Teaches at East High School in Cheyenne, Wyoming

Coaches a soccer team of 12-year-old girls
Songwriter and would-be guitar god

What just happened? 

"Some days I left my philosophy classes drunk on knowledge. I was walking around campus thinking, "'Oh my goodness, what just happened?'"

Dave Whisker came to St. Ambrose to play soccer, but it was the thought-provoking classes-not soccer balls-that provided the greatest kick.

In his own words

What prompted you to major in English and education?

I always liked reading. In my junior year in high school, I was really challenged in my literature classes. I went from reading Stephen King to Faulkner. That was a big transition.

What's the most rewarding part of your career?

What's cool is that I'm doing something meaningful. Teaching is not glamorous, it's incremental. It's trying to work day in and day out to make a positive impact. I had a former student come last week to observe in the classroom and interview me. He said I had inspired him to become an English teacher. It's cool when your students come back and say, "Now I'm going to be a teacher, too."

What classes at Ambrose made an impact on you?

Some days I left my philosophy classes drunk on knowledge. I was walking around campus thinking, "Oh my goodness, what just happened?" We'd just discussed some mind-blowing insights from great thinkers throughout the ages. What was interesting, besides the material itself, was that you could see who built on the ideas of others-or who rejected those ideas completely.

Does philosophy come into play now that you're a teacher yourself?

I teach Theory of Knowledge, the senior capstone course in the International Baccalaureate program. We ask questions like, "How is it that we know what we know?" or "How can we verify that we know something?" It's really a class in metacognition, thinking about thinking.

What did you do for fun during college?

I'd go to open mic night at the Beehive, which used to be the student union. Sometimes I read poetry or played some music. I've always been fascinated by groups of artists working together, like Hemingway's Lost Generation or the Beats, so this was our little version of that.

How serious were you about music?

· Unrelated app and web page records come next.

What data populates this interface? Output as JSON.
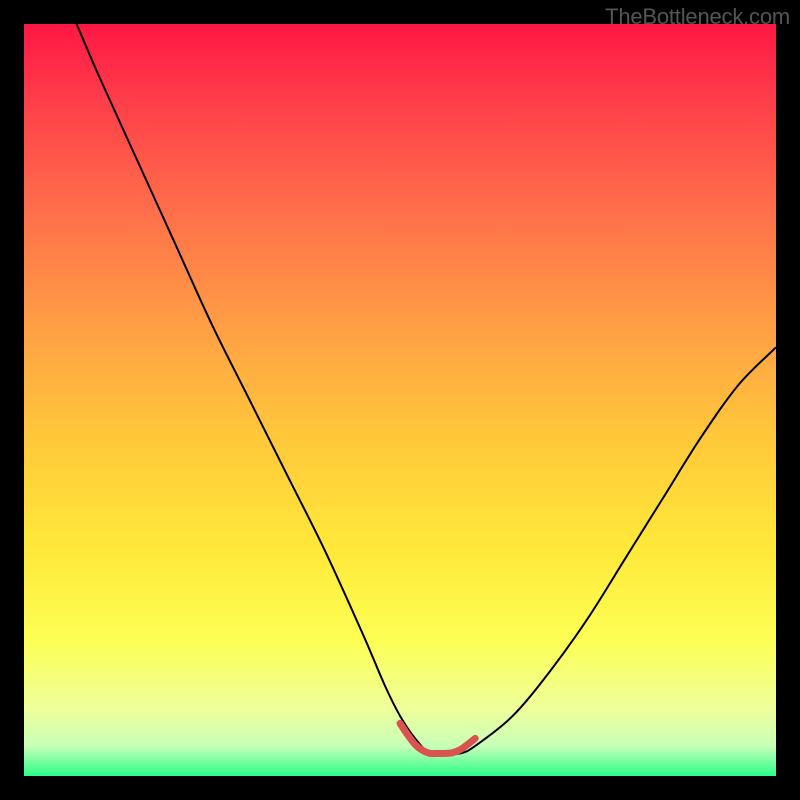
{
  "attribution": "TheBottleneck.com",
  "chart_data": {
    "type": "line",
    "title": "",
    "xlabel": "",
    "ylabel": "",
    "xlim": [
      0,
      100
    ],
    "ylim": [
      0,
      100
    ],
    "grid": false,
    "legend": false,
    "series": [
      {
        "name": "bottleneck-curve",
        "color": "#000000",
        "x": [
          7,
          10,
          15,
          20,
          25,
          30,
          35,
          40,
          45,
          48,
          50,
          52,
          54,
          56,
          58,
          60,
          65,
          70,
          75,
          80,
          85,
          90,
          95,
          100
        ],
        "y": [
          100,
          93,
          82,
          71,
          60,
          50,
          40,
          30,
          19,
          12,
          8,
          5,
          3,
          3,
          3,
          4,
          8,
          14,
          21,
          29,
          37,
          45,
          52,
          57
        ]
      },
      {
        "name": "sweet-spot-marker",
        "color": "#d9534f",
        "x": [
          50,
          51,
          52,
          53,
          54,
          55,
          56,
          57,
          58,
          59,
          60
        ],
        "y": [
          7,
          5.5,
          4.2,
          3.4,
          3,
          3,
          3,
          3.1,
          3.5,
          4.2,
          5
        ]
      }
    ],
    "background_gradient_stops": [
      {
        "offset": 0,
        "color": "#ff1744"
      },
      {
        "offset": 10,
        "color": "#ff3d4a"
      },
      {
        "offset": 25,
        "color": "#ff6f4a"
      },
      {
        "offset": 40,
        "color": "#ff9e45"
      },
      {
        "offset": 55,
        "color": "#ffc83a"
      },
      {
        "offset": 70,
        "color": "#ffe93a"
      },
      {
        "offset": 82,
        "color": "#fdff55"
      },
      {
        "offset": 91,
        "color": "#efff9a"
      },
      {
        "offset": 96,
        "color": "#c8ffb8"
      },
      {
        "offset": 100,
        "color": "#2bff8a"
      }
    ]
  }
}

I wanted to get a guitar after I saw Eric Clapton Unplugged when I was a kid. Later on I found out we shared the same birthday. I thought, "Wow, the stars are aligned. I'm destined to be the next great guitar player." Now I'm older, and I'll hear these great guitarists in their early 20s that I'll never equal, and I'll think, "You know, teaching is a pretty good gig!"

As a songwriter, who has influenced you?

Lyrically, I try to be more like Bob Dylan in the early days when he focused on what was going on in society. If there's one thing I can't stand, it's a song that has lyrics with nothing to say. Just make it an instrumental! When I moved to Colorado, I played in a band. But these days, music is just a hobby.

Shouldn't you at least have a MySpace page to show off your music?

Everybody's a musician these days! Maybe I'll go by Mr. Whisker. It has a certain ring to it.

You coach soccer after work. What's the secret to coaching an under-12 girls' soccer team?

Well, they've been sitting at their desks all day, so generally speaking they're a little squirrelly! It's a balance of making sure you're teaching them something and making sure they're having a good time. People work hard and drastically improve their skill levels when they're enjoying it. If you take all the fun out, you're doing them a disservice.

What do you hope never changes at St. Ambrose?

The idea that the professors are there to teach. I had some classes with maybe six students in a room and with someone who had a Ph.D. teaching us. I never had a TA or a grad student teach my classes. I don't think I ever had a class larger than 30. In a smaller setting you can collaborate and learn. To me, that's where meaningful education really takes place.